There are still side effects

Nonhormonal birth control methods have some potential side effects to consider:

It requires consistent use

Unlike hormonal birth control methods such as implants and injections, nonhormonal options require some planning since they must be used each time you have sex.

Whenever you skip your chosen method, there’s a chance you might get pregnant.

No question is too small to ask your doctor, who’s a valuable resource in your decision-making process. Possible queries include:

  • Is hormonal birth control safe with my medical history?
  • How often will I need to refill my prescription?
  • Is there any type of medication that can make birth control less effective?
  • How can I manage side effects?
  • Can I change from one hormonal option to another?

If you write down your questions as you think of them, it’s easier to remember them during your appointment.

Both hormonal and nonhormonal types of birth control offer benefits and drawbacks. There’s a range of options to choose from.

Having a clear understanding of your priorities might make choosing easier. For example, if you don’t want a daily pill or a device that stays in your body, then the patch might be the only hormonal option to consider.

You can try a birth control method, then change your mind. You might try several before settling on your favorite.

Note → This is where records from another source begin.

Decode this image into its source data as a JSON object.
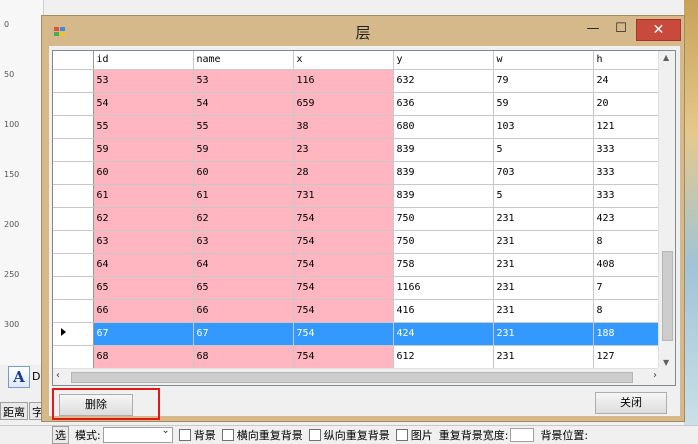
{
  "window": {
    "title": "层",
    "min_glyph": "—",
    "max_glyph": "☐",
    "close_glyph": "✕"
  },
  "grid": {
    "columns": [
      "",
      "id",
      "name",
      "x",
      "y",
      "w",
      "h"
    ],
    "rows": [
      {
        "id": "53",
        "name": "53",
        "x": "116",
        "y": "632",
        "w": "79",
        "h": "24"
      },
      {
        "id": "54",
        "name": "54",
        "x": "659",
        "y": "636",
        "w": "59",
        "h": "20"
      },
      {
        "id": "55",
        "name": "55",
        "x": "38",
        "y": "680",
        "w": "103",
        "h": "121"
      },
      {
        "id": "59",
        "name": "59",
        "x": "23",
        "y": "839",
        "w": "5",
        "h": "333"
      },
      {
        "id": "60",
        "name": "60",
        "x": "28",
        "y": "839",
        "w": "703",
        "h": "333"
      },
      {
        "id": "61",
        "name": "61",
        "x": "731",
        "y": "839",
        "w": "5",
        "h": "333"
      },
      {
        "id": "62",
        "name": "62",
        "x": "754",
        "y": "750",
        "w": "231",
        "h": "423"
      },
      {
        "id": "63",
        "name": "63",
        "x": "754",
        "y": "750",
        "w": "231",
        "h": "8"
      },
      {
        "id": "64",
        "name": "64",
        "x": "754",
        "y": "758",
        "w": "231",
        "h": "408"
      },
      {
        "id": "65",
        "name": "65",
        "x": "754",
        "y": "1166",
        "w": "231",
        "h": "7"
      },
      {
        "id": "66",
        "name": "66",
        "x": "754",
        "y": "416",
        "w": "231",
        "h": "8"
      },
      {
        "id": "67",
        "name": "67",
        "x": "754",
        "y": "424",
        "w": "231",
        "h": "188",
        "selected": true
      },
      {
        "id": "68",
        "name": "68",
        "x": "754",
        "y": "612",
        "w": "231",
        "h": "127"
      }
    ],
    "highlight_color": "#ffb6c1",
    "selection_color": "#3399ff"
  },
  "buttons": {
    "delete": "删除",
    "close": "关闭"
  },
  "background": {
    "ruler_marks": [
      "0",
      "50",
      "100",
      "150",
      "200",
      "250",
      "300"
    ],
    "a_label": "D",
    "left_tabs": [
      "距离",
      "字"
    ],
    "bottom": {
      "select_label": "选",
      "mode_label": "模式:",
      "bg_label": "背景",
      "repeat_x_label": "横向重复背景",
      "repeat_y_label": "纵向重复背景",
      "image_label": "图片",
      "repeat_width_label": "重复背景宽度:",
      "bg_position_label": "背景位置:"
    }
  }
}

Your doctor’s input is a valuable resource. It can help to bring a list of questions to your next appointment.